» **Assignment**
Please output the following records exactly. Leave every image out.

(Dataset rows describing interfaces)
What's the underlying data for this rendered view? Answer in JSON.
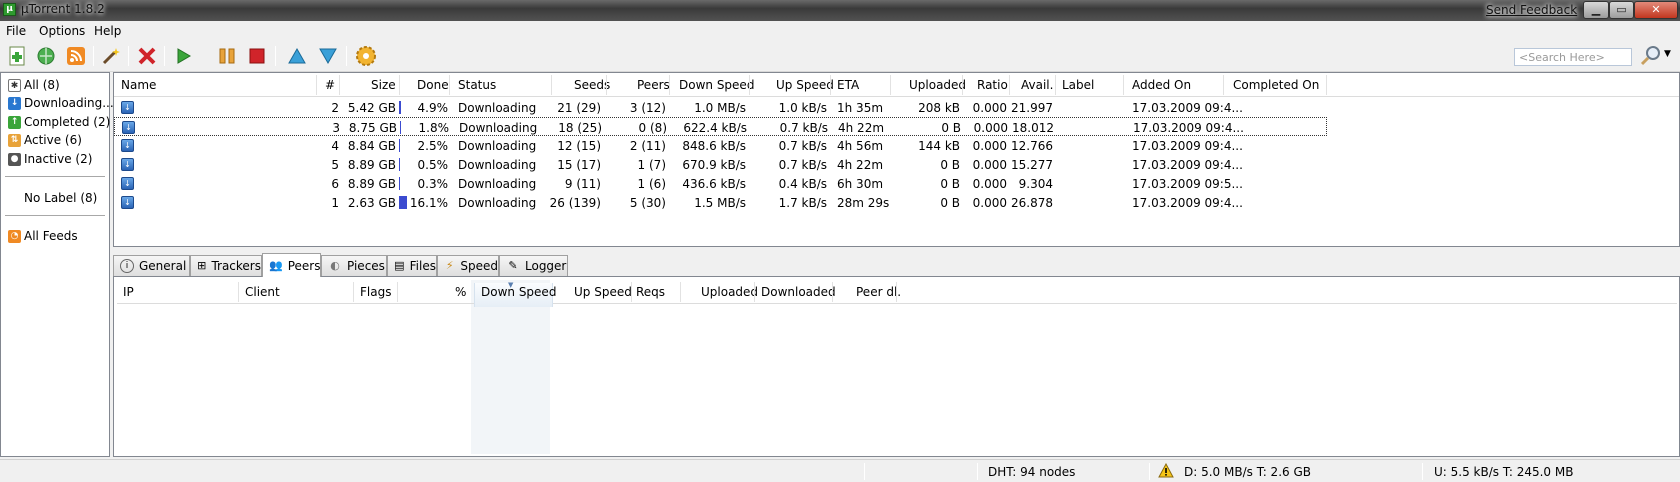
{
  "window": {
    "title": "µTorrent 1.8.2",
    "app_icon": "µ",
    "feedback": "Send Feedback",
    "min": "▁",
    "max": "▭",
    "close": "✕"
  },
  "menu": [
    "File",
    "Options",
    "Help"
  ],
  "search": {
    "placeholder": "<Search Here>"
  },
  "sidebar": {
    "items": [
      "All (8)",
      "Downloading...",
      "Completed (2)",
      "Active (6)",
      "Inactive (2)"
    ],
    "no_label": "No Label (8)",
    "feeds": "All Feeds"
  },
  "torrents": {
    "columns": [
      "Name",
      "#",
      "Size",
      "Done",
      "Status",
      "Seeds",
      "Peers",
      "Down Speed",
      "Up Speed",
      "ETA",
      "Uploaded",
      "Ratio",
      "Avail.",
      "Label",
      "Added On",
      "Completed On"
    ],
    "rows": [
      {
        "num": "2",
        "size": "5.42 GB",
        "done": "4.9%",
        "pct": 0.049,
        "status": "Downloading",
        "seeds": "21 (29)",
        "peers": "3 (12)",
        "down": "1.0 MB/s",
        "up": "1.0 kB/s",
        "eta": "1h 35m",
        "uploaded": "208 kB",
        "ratio": "0.000",
        "avail": "21.997",
        "added": "17.03.2009 09:4..."
      },
      {
        "num": "3",
        "size": "8.75 GB",
        "done": "1.8%",
        "pct": 0.018,
        "status": "Downloading",
        "seeds": "18 (25)",
        "peers": "0 (8)",
        "down": "622.4 kB/s",
        "up": "0.7 kB/s",
        "eta": "4h 22m",
        "uploaded": "0 B",
        "ratio": "0.000",
        "avail": "18.012",
        "added": "17.03.2009 09:4..."
      },
      {
        "num": "4",
        "size": "8.84 GB",
        "done": "2.5%",
        "pct": 0.025,
        "status": "Downloading",
        "seeds": "12 (15)",
        "peers": "2 (11)",
        "down": "848.6 kB/s",
        "up": "0.7 kB/s",
        "eta": "4h 56m",
        "uploaded": "144 kB",
        "ratio": "0.000",
        "avail": "12.766",
        "added": "17.03.2009 09:4..."
      },
      {
        "num": "5",
        "size": "8.89 GB",
        "done": "0.5%",
        "pct": 0.005,
        "status": "Downloading",
        "seeds": "15 (17)",
        "peers": "1 (7)",
        "down": "670.9 kB/s",
        "up": "0.7 kB/s",
        "eta": "4h 22m",
        "uploaded": "0 B",
        "ratio": "0.000",
        "avail": "15.277",
        "added": "17.03.2009 09:4..."
      },
      {
        "num": "6",
        "size": "8.89 GB",
        "done": "0.3%",
        "pct": 0.003,
        "status": "Downloading",
        "seeds": "9 (11)",
        "peers": "1 (6)",
        "down": "436.6 kB/s",
        "up": "0.4 kB/s",
        "eta": "6h 30m",
        "uploaded": "0 B",
        "ratio": "0.000",
        "avail": "9.304",
        "added": "17.03.2009 09:5..."
      },
      {
        "num": "1",
        "size": "2.63 GB",
        "done": "16.1%",
        "pct": 0.161,
        "status": "Downloading",
        "seeds": "26 (139)",
        "peers": "5 (30)",
        "down": "1.5 MB/s",
        "up": "1.7 kB/s",
        "eta": "28m 29s",
        "uploaded": "0 B",
        "ratio": "0.000",
        "avail": "26.878",
        "added": "17.03.2009 09:4..."
      }
    ]
  },
  "tabs": [
    "General",
    "Trackers",
    "Peers",
    "Pieces",
    "Files",
    "Speed",
    "Logger"
  ],
  "active_tab": "Peers",
  "peers": {
    "columns": [
      "IP",
      "Client",
      "Flags",
      "%",
      "Down Speed",
      "Up Speed",
      "Reqs",
      "Uploaded",
      "Downloaded",
      "Peer dl."
    ]
  },
  "status": {
    "dht": "DHT: 94 nodes",
    "down": "D: 5.0 MB/s T: 2.6 GB",
    "up": "U: 5.5 kB/s T: 245.0 MB"
  },
  "colors": {
    "progress": "#3b4bd0",
    "titlebar": "#3a3a3a"
  }
}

» **Completed exercise**
What's the underlying data for this rendered view? Answer in JSON.
{
  "window": {
    "title": "µTorrent 1.8.2",
    "app_icon": "µ",
    "feedback": "Send Feedback",
    "min": "▁",
    "max": "▭",
    "close": "✕"
  },
  "menu": [
    "File",
    "Options",
    "Help"
  ],
  "search": {
    "placeholder": "<Search Here>"
  },
  "sidebar": {
    "items": [
      "All (8)",
      "Downloading...",
      "Completed (2)",
      "Active (6)",
      "Inactive (2)"
    ],
    "no_label": "No Label (8)",
    "feeds": "All Feeds"
  },
  "torrents": {
    "columns": [
      "Name",
      "#",
      "Size",
      "Done",
      "Status",
      "Seeds",
      "Peers",
      "Down Speed",
      "Up Speed",
      "ETA",
      "Uploaded",
      "Ratio",
      "Avail.",
      "Label",
      "Added On",
      "Completed On"
    ],
    "rows": [
      {
        "num": "2",
        "size": "5.42 GB",
        "done": "4.9%",
        "pct": 0.049,
        "status": "Downloading",
        "seeds": "21 (29)",
        "peers": "3 (12)",
        "down": "1.0 MB/s",
        "up": "1.0 kB/s",
        "eta": "1h 35m",
        "uploaded": "208 kB",
        "ratio": "0.000",
        "avail": "21.997",
        "added": "17.03.2009 09:4..."
      },
      {
        "num": "3",
        "size": "8.75 GB",
        "done": "1.8%",
        "pct": 0.018,
        "status": "Downloading",
        "seeds": "18 (25)",
        "peers": "0 (8)",
        "down": "622.4 kB/s",
        "up": "0.7 kB/s",
        "eta": "4h 22m",
        "uploaded": "0 B",
        "ratio": "0.000",
        "avail": "18.012",
        "added": "17.03.2009 09:4..."
      },
      {
        "num": "4",
        "size": "8.84 GB",
        "done": "2.5%",
        "pct": 0.025,
        "status": "Downloading",
        "seeds": "12 (15)",
        "peers": "2 (11)",
        "down": "848.6 kB/s",
        "up": "0.7 kB/s",
        "eta": "4h 56m",
        "uploaded": "144 kB",
        "ratio": "0.000",
        "avail": "12.766",
        "added": "17.03.2009 09:4..."
      },
      {
        "num": "5",
        "size": "8.89 GB",
        "done": "0.5%",
        "pct": 0.005,
        "status": "Downloading",
        "seeds": "15 (17)",
        "peers": "1 (7)",
        "down": "670.9 kB/s",
        "up": "0.7 kB/s",
        "eta": "4h 22m",
        "uploaded": "0 B",
        "ratio": "0.000",
        "avail": "15.277",
        "added": "17.03.2009 09:4..."
      },
      {
        "num": "6",
        "size": "8.89 GB",
        "done": "0.3%",
        "pct": 0.003,
        "status": "Downloading",
        "seeds": "9 (11)",
        "peers": "1 (6)",
        "down": "436.6 kB/s",
        "up": "0.4 kB/s",
        "eta": "6h 30m",
        "uploaded": "0 B",
        "ratio": "0.000",
        "avail": "9.304",
        "added": "17.03.2009 09:5..."
      },
      {
        "num": "1",
        "size": "2.63 GB",
        "done": "16.1%",
        "pct": 0.161,
        "status": "Downloading",
        "seeds": "26 (139)",
        "peers": "5 (30)",
        "down": "1.5 MB/s",
        "up": "1.7 kB/s",
        "eta": "28m 29s",
        "uploaded": "0 B",
        "ratio": "0.000",
        "avail": "26.878",
        "added": "17.03.2009 09:4..."
      }
    ]
  },
  "tabs": [
    "General",
    "Trackers",
    "Peers",
    "Pieces",
    "Files",
    "Speed",
    "Logger"
  ],
  "active_tab": "Peers",
  "peers": {
    "columns": [
      "IP",
      "Client",
      "Flags",
      "%",
      "Down Speed",
      "Up Speed",
      "Reqs",
      "Uploaded",
      "Downloaded",
      "Peer dl."
    ]
  },
  "status": {
    "dht": "DHT: 94 nodes",
    "down": "D: 5.0 MB/s T: 2.6 GB",
    "up": "U: 5.5 kB/s T: 245.0 MB"
  },
  "colors": {
    "progress": "#3b4bd0",
    "titlebar": "#3a3a3a"
  }
}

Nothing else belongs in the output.